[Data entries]
========================================================================

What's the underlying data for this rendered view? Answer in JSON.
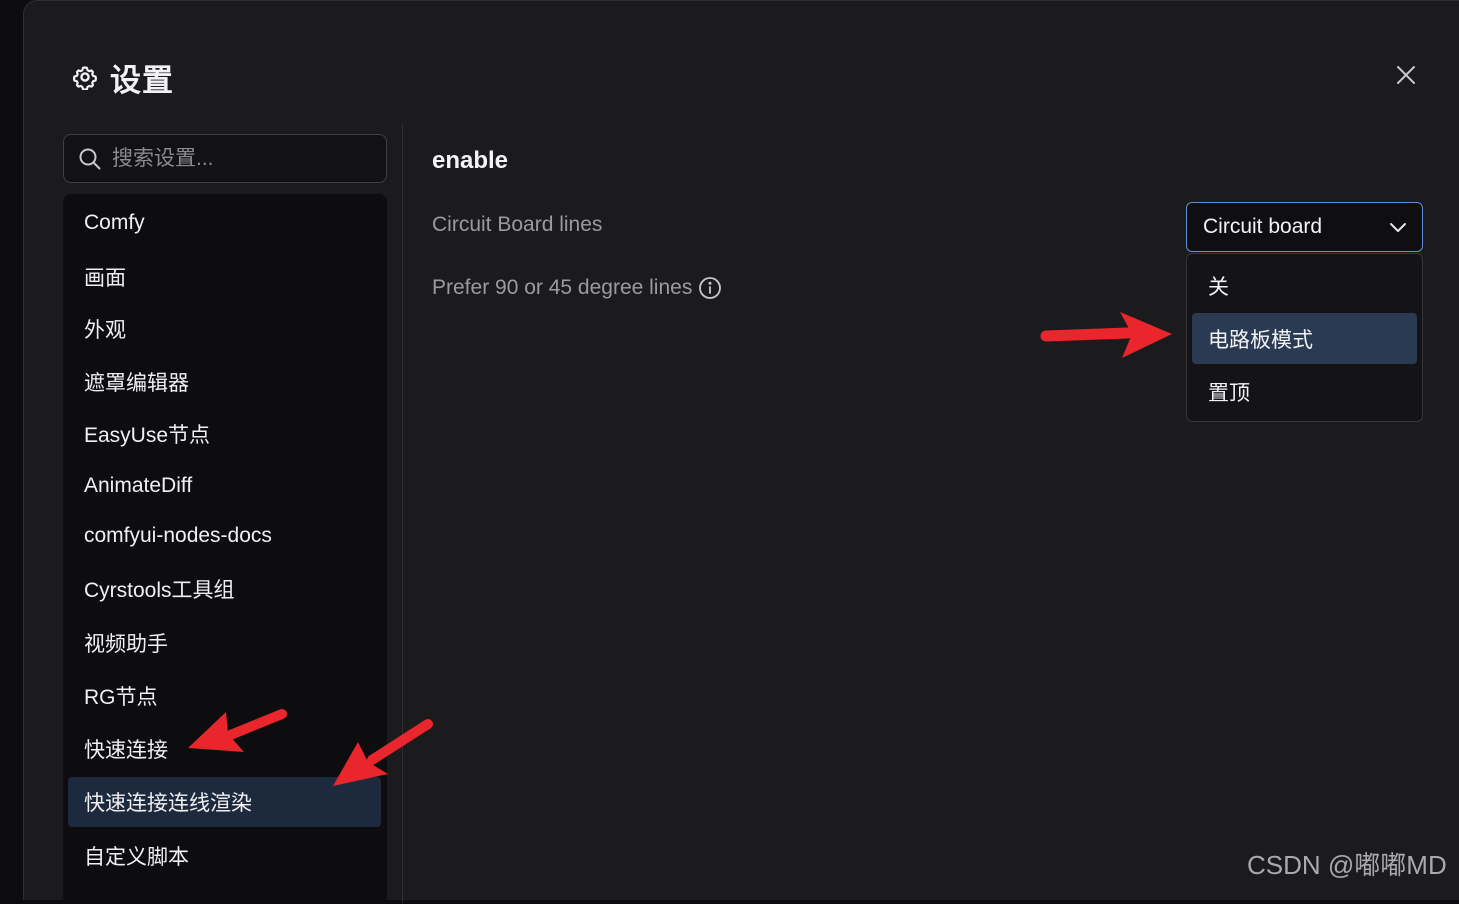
{
  "dialog": {
    "title": "设置",
    "gear_icon": "gear-icon",
    "close_icon": "close-icon"
  },
  "search": {
    "placeholder": "搜索设置..."
  },
  "sidebar": {
    "items": [
      {
        "label": "Comfy"
      },
      {
        "label": "画面"
      },
      {
        "label": "外观"
      },
      {
        "label": "遮罩编辑器"
      },
      {
        "label": "EasyUse节点"
      },
      {
        "label": "AnimateDiff"
      },
      {
        "label": "comfyui-nodes-docs"
      },
      {
        "label": "Cyrstools工具组"
      },
      {
        "label": "视频助手"
      },
      {
        "label": "RG节点"
      },
      {
        "label": "快速连接"
      },
      {
        "label": "快速连接连线渲染",
        "active": true
      },
      {
        "label": "自定义脚本"
      }
    ]
  },
  "main": {
    "section_title": "enable",
    "settings": [
      {
        "label": "Circuit Board lines"
      },
      {
        "label": "Prefer 90 or 45 degree lines",
        "info_icon": "info-icon"
      }
    ],
    "select": {
      "value": "Circuit board",
      "chevron_icon": "chevron-down-icon",
      "options": [
        {
          "label": "关"
        },
        {
          "label": "电路板模式",
          "highlighted": true
        },
        {
          "label": "置顶"
        }
      ]
    }
  },
  "annotations": {
    "arrow_color": "#e8262c"
  },
  "watermark": "CSDN @嘟嘟MD",
  "colors": {
    "background": "#1b1b1e",
    "sidebar": "#0d0d0f",
    "active_item": "#1d2a3d",
    "highlighted_option": "#2a3a52",
    "select_border": "#5b8fd9"
  }
}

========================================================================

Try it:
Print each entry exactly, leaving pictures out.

Result for this task:
What's the underlying data for this rendered view? Answer in JSON.
{
  "dialog": {
    "title": "设置",
    "gear_icon": "gear-icon",
    "close_icon": "close-icon"
  },
  "search": {
    "placeholder": "搜索设置..."
  },
  "sidebar": {
    "items": [
      {
        "label": "Comfy"
      },
      {
        "label": "画面"
      },
      {
        "label": "外观"
      },
      {
        "label": "遮罩编辑器"
      },
      {
        "label": "EasyUse节点"
      },
      {
        "label": "AnimateDiff"
      },
      {
        "label": "comfyui-nodes-docs"
      },
      {
        "label": "Cyrstools工具组"
      },
      {
        "label": "视频助手"
      },
      {
        "label": "RG节点"
      },
      {
        "label": "快速连接"
      },
      {
        "label": "快速连接连线渲染",
        "active": true
      },
      {
        "label": "自定义脚本"
      }
    ]
  },
  "main": {
    "section_title": "enable",
    "settings": [
      {
        "label": "Circuit Board lines"
      },
      {
        "label": "Prefer 90 or 45 degree lines",
        "info_icon": "info-icon"
      }
    ],
    "select": {
      "value": "Circuit board",
      "chevron_icon": "chevron-down-icon",
      "options": [
        {
          "label": "关"
        },
        {
          "label": "电路板模式",
          "highlighted": true
        },
        {
          "label": "置顶"
        }
      ]
    }
  },
  "annotations": {
    "arrow_color": "#e8262c"
  },
  "watermark": "CSDN @嘟嘟MD",
  "colors": {
    "background": "#1b1b1e",
    "sidebar": "#0d0d0f",
    "active_item": "#1d2a3d",
    "highlighted_option": "#2a3a52",
    "select_border": "#5b8fd9"
  }
}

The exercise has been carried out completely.